Amazon executive dies in small-plane crash in Lake Huron
An Amazon executive originally from Michigan was killed Saturday in a small plane that crashed in Lake Huron, according to Michigan authorities.
Seattle Times staff reporter
An Amazon.com technology executive, formerly an 18-year veteran with Microsoft, died Saturday when a small plane crashed into Lake Huron, according to the Michigan State Police.
Originally from Michigan, Tom Phillips, of Kirkland, was a general manager with Amazon Web Services.
He was flying to a home he owned on Mackinac Island when the crash occurred.

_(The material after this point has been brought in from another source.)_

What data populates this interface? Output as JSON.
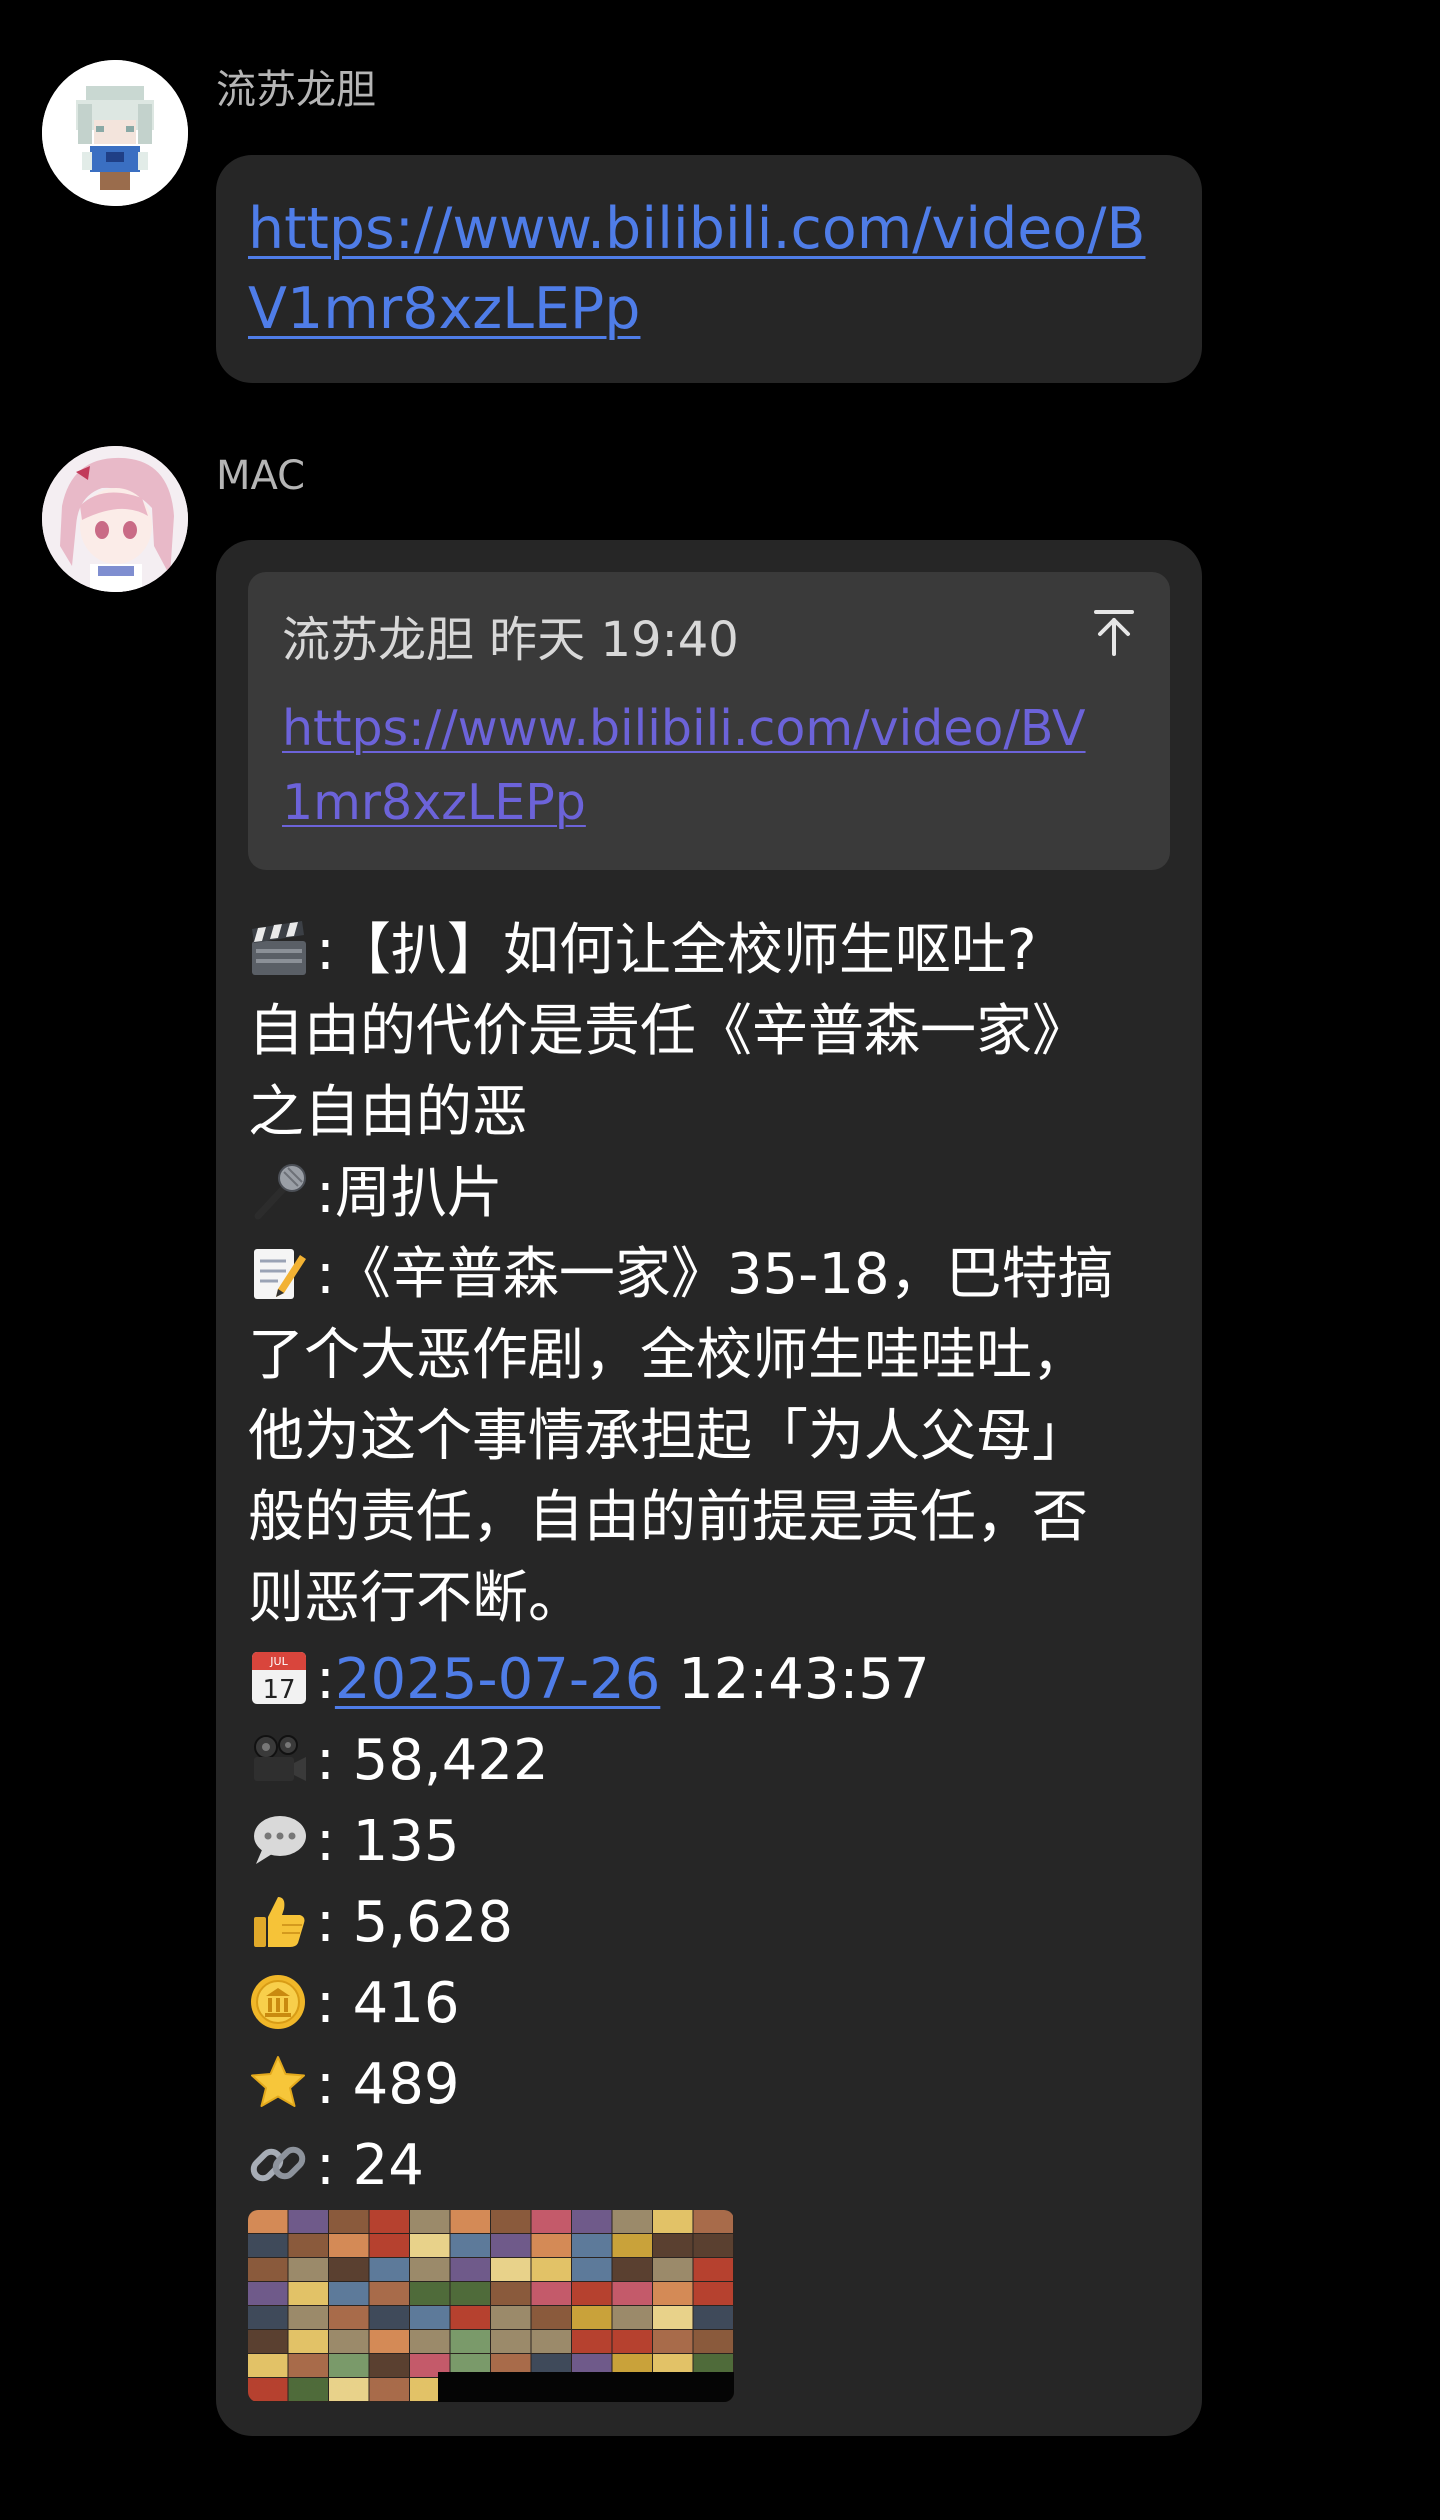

Phillips, 52, joined Amazon in January after leaving Microsoft to found a startup a year earlier.
Phillips combined management and technical skills. During his time at Microsoft, he filed a series of software patents. His most recent position there was general manager of the company's Windows Automotive and Global Services unit.
"In nearly two decades at Microsoft, he was a respected leader across many different businesses," the company said in a statement.
In January 2010, he and Kurt Kolb, another Microsoft executive, formed the startup iTegris, focused on management of software and intellectual-property assets.
According to a Securities and Exchange filing in May, iTegris had raised $4.7 million in equity funding. Phillips left iTegris in October.
Phillips departed St. Ignace, Mich., on Saturday in a commercial single-engine plane operated by Great Lakes Air and piloted by Joe Pann, 29.
Phillips had a house on the bluffs of Mackinac Island, just five minutes flight time away, an exclusive vacation destination where cars are banned.
Mackinac Island resident Sherri Plutchak said Phillips and his wife and daughters always got together with friends there in December.
"He will be missed," Plutchak said. "A great family."
Longtime colleague Kolb said Phillips "was a linchpin for many among his family, his friends and his church."
The wife of the pilot had just had a baby in August, said Plutchak.
Phillips and Pann were reported missing late Saturday night after the plane failed to reach its destination. The U.S. Coast Guard located the plane wreckage Sunday about 100 yards from the shore.
Search-and-rescue crews recovered the bodies of both men.
Michigan State Police Sgt. Mark Tamlyn said fog was a likely factor in the accident. "It looks like he tried to land at the airport on Mackinac and didn't make it," Tamlyn said.
He said investigators from the Federal Aviation Administration and the National Transportation Safety Board are to arrive Monday to examine the wreckage.
Dominic Gates: 206-464-2963 or firstname.lastname@example.org